HALL OF FAME INDUCTEE
Edward Joshpeh FLEMMING
|Date of Birth||30th October 1902|
ERA: 1901 – 1930 AND 1931 – 1960
GAMES: 246 – 229 West Perth; 17 WA
PREMIERSHIPS: West Perth 1932, 34, 35
HONOURS: Sandover Medal 1930; WAFL leading goal-kicker 1925 (50 goals); West Perth Fairest and Best 1928, 36; West Perth Team of the Century 2000
In the nine decades since West Australian individual football records have been compiled, only one player has claimed the top two individual honours – the Sandover Medal and the leading goal-kicker. Ted Flemming was a star with West Perth in the 1920’s and ‘30’s who became a forward almost by accident and a Sandover Medalist only after two team-mate defenders had retired, allowing him to play in his favoured position of centre half-back.
Born in the Goldfields, Flemming joined West Perth in 1922, with the side boasting a half-back line of Sandover Medallists in Harold Boyd, Jimmy Gosnell and Jim Craig.
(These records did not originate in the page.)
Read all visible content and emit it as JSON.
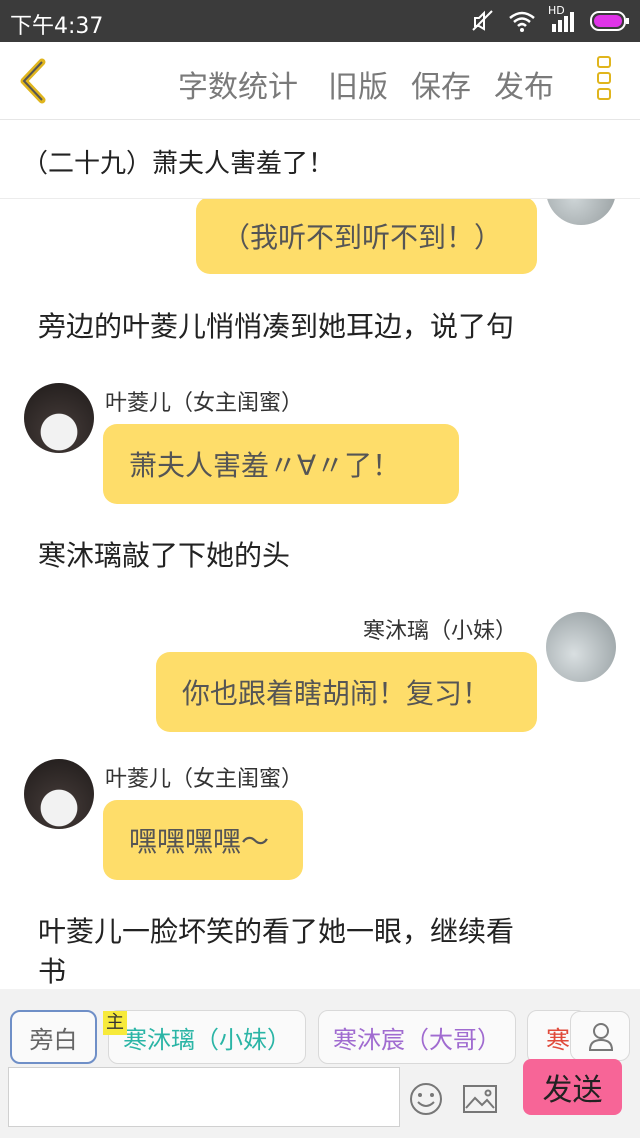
{
  "status_bar": {
    "time": "下午4:37",
    "network": "HD"
  },
  "toolbar": {
    "word_count": "字数统计",
    "old_version": "旧版",
    "save": "保存",
    "publish": "发布"
  },
  "chapter": {
    "title": "（二十九）萧夫人害羞了！"
  },
  "messages": [
    {
      "type": "bubble",
      "side": "right",
      "text": "（我听不到听不到！）"
    },
    {
      "type": "narration",
      "text": "旁边的叶菱儿悄悄凑到她耳边，说了句"
    },
    {
      "type": "bubble",
      "side": "left",
      "name": "叶菱儿（女主闺蜜）",
      "text": "萧夫人害羞〃∀〃了！"
    },
    {
      "type": "narration",
      "text": "寒沐璃敲了下她的头"
    },
    {
      "type": "bubble",
      "side": "right",
      "name": "寒沐璃（小妹）",
      "text": "你也跟着瞎胡闹！复习！"
    },
    {
      "type": "bubble",
      "side": "left",
      "name": "叶菱儿（女主闺蜜）",
      "text": "嘿嘿嘿嘿～"
    },
    {
      "type": "narration",
      "text_line1": "叶菱儿一脸坏笑的看了她一眼，继续看",
      "text_line2": "书"
    }
  ],
  "characters": {
    "narrator": "旁白",
    "main_tag": "主",
    "c1": "寒沐璃（小妹）",
    "c2": "寒沐宸（大哥）",
    "c3": "寒"
  },
  "colors": {
    "bubble": "#fedd6a",
    "accent": "#e0b51d",
    "send": "#f76597",
    "c1_color": "#2bb5a6",
    "c2_color": "#a06bd0",
    "c3_color": "#e04a3a"
  },
  "composer": {
    "placeholder": "",
    "send": "发送"
  }
}
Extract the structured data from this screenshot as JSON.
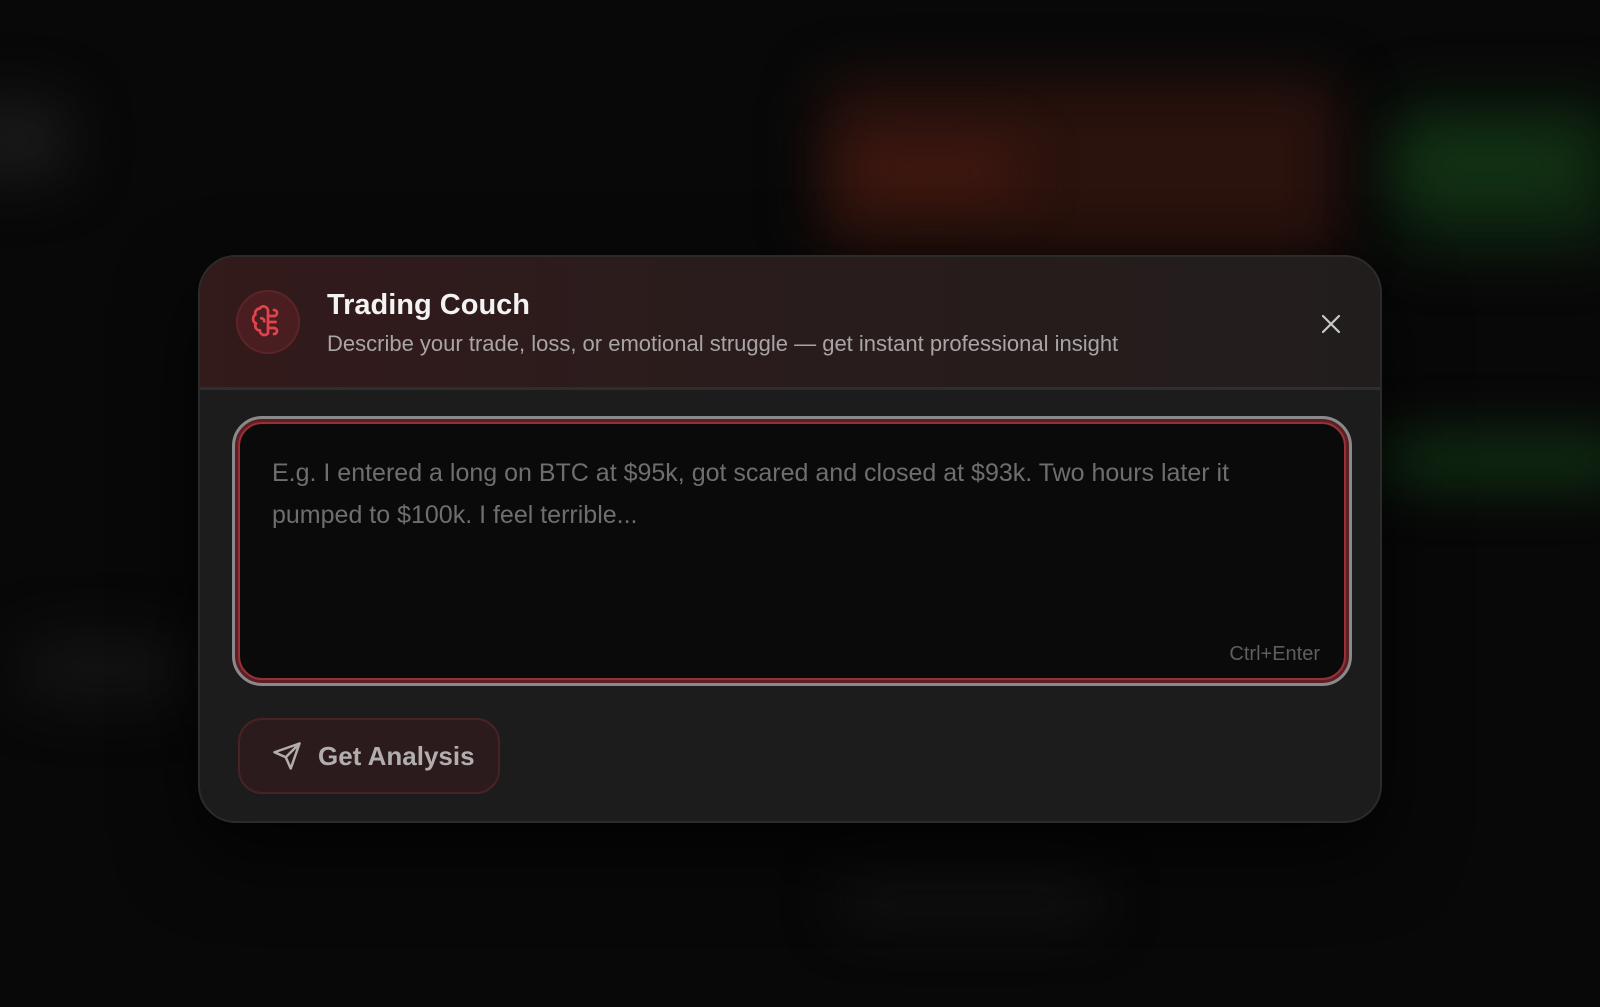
{
  "modal": {
    "title": "Trading Couch",
    "subtitle": "Describe your trade, loss, or emotional struggle — get instant professional insight",
    "icon": "brain-icon",
    "close_icon": "close-icon"
  },
  "input": {
    "value": "",
    "placeholder": "E.g. I entered a long on BTC at $95k, got scared and closed at $93k. Two hours later it pumped to $100k. I feel terrible...",
    "shortcut_hint": "Ctrl+Enter"
  },
  "actions": {
    "submit_label": "Get Analysis",
    "submit_icon": "send-icon"
  },
  "colors": {
    "accent": "#e0454f",
    "modal_bg": "#1c1c1c",
    "header_bg": "#331a1b"
  }
}
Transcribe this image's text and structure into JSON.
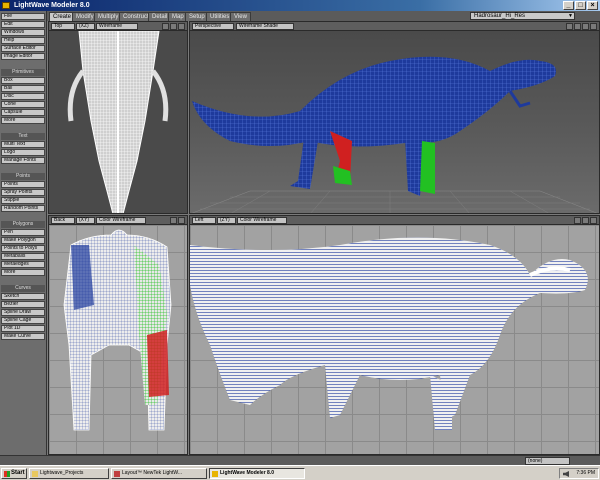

Flemming was happy to occupy a back pocket, but when West Perth found themselves short of a full-forward in 1925, he switched with immediate results, topping the League’s goal-kicking table with 50. However, it was never a permanent defence, where he generally started the game, only to be switched to the other end when goals were needed.
By 1930 Boyd and Gosnell had retired, so Flemming joined Craig on the half-back line and, aged 27, he polled 23 votes to win the Sandover Medal by five. Flemming had to shake off a severe illness before playing senior football, having suffered pleurisy and pneumonia as a teenager when he neglected to change his sodden Guernsey after a match at Westonia, on the Eastern Goldfields. It took him some years to fully regain health and fitness and it was 1919 when he moved to the city to play with Maylands, in the WA Football Association, before switching to nearby Highgate. Both were East Perth strongholds, but some astute recruiting saw him enticed to West Perth, with one of the talent-spotters being Henry (Ivo) Crapp, the man once dubbed the “Prince of Umpires”.
The following 1953 newspaper article reflected on Flemming’s football as follows:
“The 1930 Sandover Medallist Ted Flemming is reckoned the finest high mark the WA game has produced. Flemming was a freak and some of his aerobatics were breathtaking. He lacked height, but could get an incredible spring from the ground and was usually head and shoulders above the packs.”